──────── EXERCISE MATERIALS ────────
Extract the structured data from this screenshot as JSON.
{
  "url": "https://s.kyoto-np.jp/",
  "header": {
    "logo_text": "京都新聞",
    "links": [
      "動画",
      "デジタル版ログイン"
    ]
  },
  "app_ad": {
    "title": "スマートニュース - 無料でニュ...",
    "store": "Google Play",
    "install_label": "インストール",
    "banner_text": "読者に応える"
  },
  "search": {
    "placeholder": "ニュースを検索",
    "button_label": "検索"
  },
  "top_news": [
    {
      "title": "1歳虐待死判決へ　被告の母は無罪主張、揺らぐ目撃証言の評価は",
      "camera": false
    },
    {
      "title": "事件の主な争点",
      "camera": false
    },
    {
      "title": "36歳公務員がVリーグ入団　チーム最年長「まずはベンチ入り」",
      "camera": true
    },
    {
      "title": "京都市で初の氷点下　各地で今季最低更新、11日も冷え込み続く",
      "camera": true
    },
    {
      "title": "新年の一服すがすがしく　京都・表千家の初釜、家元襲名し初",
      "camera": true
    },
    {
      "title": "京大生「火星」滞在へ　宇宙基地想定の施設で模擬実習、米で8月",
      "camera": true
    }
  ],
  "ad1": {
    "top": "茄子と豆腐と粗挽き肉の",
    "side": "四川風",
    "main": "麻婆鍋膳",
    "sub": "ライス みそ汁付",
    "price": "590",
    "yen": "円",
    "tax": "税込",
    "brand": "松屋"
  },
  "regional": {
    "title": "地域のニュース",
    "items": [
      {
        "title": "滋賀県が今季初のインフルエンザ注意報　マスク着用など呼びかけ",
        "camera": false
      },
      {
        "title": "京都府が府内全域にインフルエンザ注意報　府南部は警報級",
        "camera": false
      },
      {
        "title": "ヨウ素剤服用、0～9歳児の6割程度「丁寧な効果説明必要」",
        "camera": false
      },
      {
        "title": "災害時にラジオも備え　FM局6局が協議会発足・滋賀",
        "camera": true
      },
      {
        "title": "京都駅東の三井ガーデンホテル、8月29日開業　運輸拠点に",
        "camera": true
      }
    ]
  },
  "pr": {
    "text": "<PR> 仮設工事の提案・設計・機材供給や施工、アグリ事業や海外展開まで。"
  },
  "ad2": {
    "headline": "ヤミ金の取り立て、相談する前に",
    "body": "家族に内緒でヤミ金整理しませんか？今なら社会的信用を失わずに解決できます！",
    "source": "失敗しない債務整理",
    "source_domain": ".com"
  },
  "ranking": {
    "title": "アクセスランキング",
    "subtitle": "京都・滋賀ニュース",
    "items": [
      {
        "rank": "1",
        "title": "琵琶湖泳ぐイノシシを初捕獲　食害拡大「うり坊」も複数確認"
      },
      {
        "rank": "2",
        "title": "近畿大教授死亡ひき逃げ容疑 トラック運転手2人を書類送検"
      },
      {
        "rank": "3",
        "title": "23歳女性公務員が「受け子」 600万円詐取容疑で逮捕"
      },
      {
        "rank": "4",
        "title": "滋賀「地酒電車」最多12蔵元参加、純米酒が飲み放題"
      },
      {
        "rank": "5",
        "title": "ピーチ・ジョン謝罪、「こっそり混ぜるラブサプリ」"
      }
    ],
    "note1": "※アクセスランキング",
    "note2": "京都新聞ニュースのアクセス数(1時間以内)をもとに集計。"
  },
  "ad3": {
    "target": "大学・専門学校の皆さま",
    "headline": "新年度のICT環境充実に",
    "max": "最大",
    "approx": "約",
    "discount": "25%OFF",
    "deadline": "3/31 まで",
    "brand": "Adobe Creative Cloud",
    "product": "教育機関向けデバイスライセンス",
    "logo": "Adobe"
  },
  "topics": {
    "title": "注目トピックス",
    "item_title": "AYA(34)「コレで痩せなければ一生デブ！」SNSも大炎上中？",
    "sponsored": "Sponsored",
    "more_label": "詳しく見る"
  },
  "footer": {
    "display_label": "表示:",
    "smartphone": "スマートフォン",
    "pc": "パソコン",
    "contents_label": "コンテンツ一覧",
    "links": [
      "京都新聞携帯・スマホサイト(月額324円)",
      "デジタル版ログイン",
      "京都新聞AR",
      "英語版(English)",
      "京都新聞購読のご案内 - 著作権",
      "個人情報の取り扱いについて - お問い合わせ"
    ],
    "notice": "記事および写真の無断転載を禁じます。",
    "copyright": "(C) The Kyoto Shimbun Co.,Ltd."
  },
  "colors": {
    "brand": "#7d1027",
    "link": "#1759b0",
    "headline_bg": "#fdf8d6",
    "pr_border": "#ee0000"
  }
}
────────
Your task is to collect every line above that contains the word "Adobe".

### [OUTPUT FOR THIS EXERCISE]
    "brand": "Adobe Creative Cloud",
    "logo": "Adobe"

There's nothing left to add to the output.